  1. The allocation of Advertisement revenue and rate of advertisement in the State should be increased by the State Government. Further DAVP’s policy be adopted for the distribution of advertisements.
  2. The DAVP should also increase its quantum of advertisement in the state of J & K.
  3. Small papers/periodicals should be given Centre/State advertisements in all regions of J&K, particularly in border areas.
  4. The State’s advertisements and empanelment policy should be implemented without any further delay.
  5. The government should monitor the reportedly inflated circulation figures of newspapers/periodicals. For this, they can ask the RNI to check it regularly.
  6. Journalists working in conflict situations should be provided with bulletproof jackets and helmets.
  7. State governments should ensure the implementation of the Majithia wage board award as per the Supreme Court order.
  8. The J&K Journalists Welfare Fund scheme should cover all working journalists and be implemented without any further delay.
  9. The journalists already injured should be reimbursed all the medical expenses incurred by them.
  10. The State should give accreditation at the district level too.
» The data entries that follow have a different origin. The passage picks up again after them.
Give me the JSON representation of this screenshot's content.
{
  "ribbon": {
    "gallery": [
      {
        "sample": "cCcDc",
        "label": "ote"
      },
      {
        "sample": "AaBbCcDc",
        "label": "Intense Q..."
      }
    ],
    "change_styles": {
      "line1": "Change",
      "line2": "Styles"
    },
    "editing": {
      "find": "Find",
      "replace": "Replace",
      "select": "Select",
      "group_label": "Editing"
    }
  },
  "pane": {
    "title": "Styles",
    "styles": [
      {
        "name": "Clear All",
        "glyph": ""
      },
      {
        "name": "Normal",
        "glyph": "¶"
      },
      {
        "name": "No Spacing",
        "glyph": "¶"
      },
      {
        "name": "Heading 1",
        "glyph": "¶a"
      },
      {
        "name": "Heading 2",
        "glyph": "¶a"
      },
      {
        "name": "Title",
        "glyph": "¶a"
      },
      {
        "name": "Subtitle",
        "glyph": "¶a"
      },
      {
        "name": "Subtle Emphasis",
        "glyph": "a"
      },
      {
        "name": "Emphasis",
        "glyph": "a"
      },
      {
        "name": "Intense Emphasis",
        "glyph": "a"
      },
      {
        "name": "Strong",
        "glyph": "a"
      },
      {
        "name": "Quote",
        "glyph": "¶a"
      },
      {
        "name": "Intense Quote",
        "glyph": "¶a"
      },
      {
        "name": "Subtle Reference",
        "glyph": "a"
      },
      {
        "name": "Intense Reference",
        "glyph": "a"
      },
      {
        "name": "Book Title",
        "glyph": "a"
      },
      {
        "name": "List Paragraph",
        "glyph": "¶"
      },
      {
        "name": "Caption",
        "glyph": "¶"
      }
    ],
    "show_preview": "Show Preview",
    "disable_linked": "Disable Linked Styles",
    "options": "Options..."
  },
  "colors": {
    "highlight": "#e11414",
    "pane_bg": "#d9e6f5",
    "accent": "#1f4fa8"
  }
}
In border areas, too, the journalists should be given accreditation to work in the area.
  11. The government should ensure a system to provide news/ information without delay to local journalists.
  12. The Army and Para military forces should also work out a more liberal and transparent information system to give news as soon as possible to local journalists. The Public Relations Departments needs to play a more proactive role in providing information and facilitating coverage during any operations.
  13. Journalists, too, are doing public service during any coverage and, therefore, their accreditation or Press Cards should be duly honoured during curfew or restrictions.
  14. Since good relations with the media are seen to help control misinformation, there should be regular interaction between local journalists and armed forces, police and the government.
  15. The media, journalists and their professional associations should play a more professional and ethical role at all levels. They must be concerned about their own black sheep within the fold who tarnish the image of media. The aim of the journalists/media should be to build a better society and for this they have right to question the authorities without any personal interest.
  16. Any objectionable writing should be clearly defined and reported to the Press Council of India for final disposal. No writing should be branded objectionable and subjected to punitive action until the Press Council has considered the matter and given its views on it.
  17. The All India Radio and Doordarshan must be strengthened in the State with full staff strength and latest high-powered transmitting equipment.
  18. Private TV channels should be encouraged to prepare and show special programmes on J&K, to project a positive understanding of Kashmir in the world.
  19. The gap between Jammu and Kashmir and the rest of the national media should be bridged. Inter- regional media exchange will promote a better understanding among Jammu, Kashmir and Ladakh journalists. Similarly, J&K journalists should be encouraged to visit other parts of the nation and interact with their counterparts there. Journalist teams from other parts of the nation should similarly visit the State to interact with the State’s journalists to understand J&K.


  1. The Government should encourage professional journalist organizations/ associations to hold sessions and seminars in the State.

The Committee submits its report to the Council.

Prakash Dubey                                 Sudhakar Nair       Dr. Suman Gupta

Member                               Member                               Member


Sondeep Shankar                                                            C.K. Nayak

Member                                                                               Co-opt Member

S.N. Sinha


Leave a Reply

Your email address will not be published. Required fields are marked *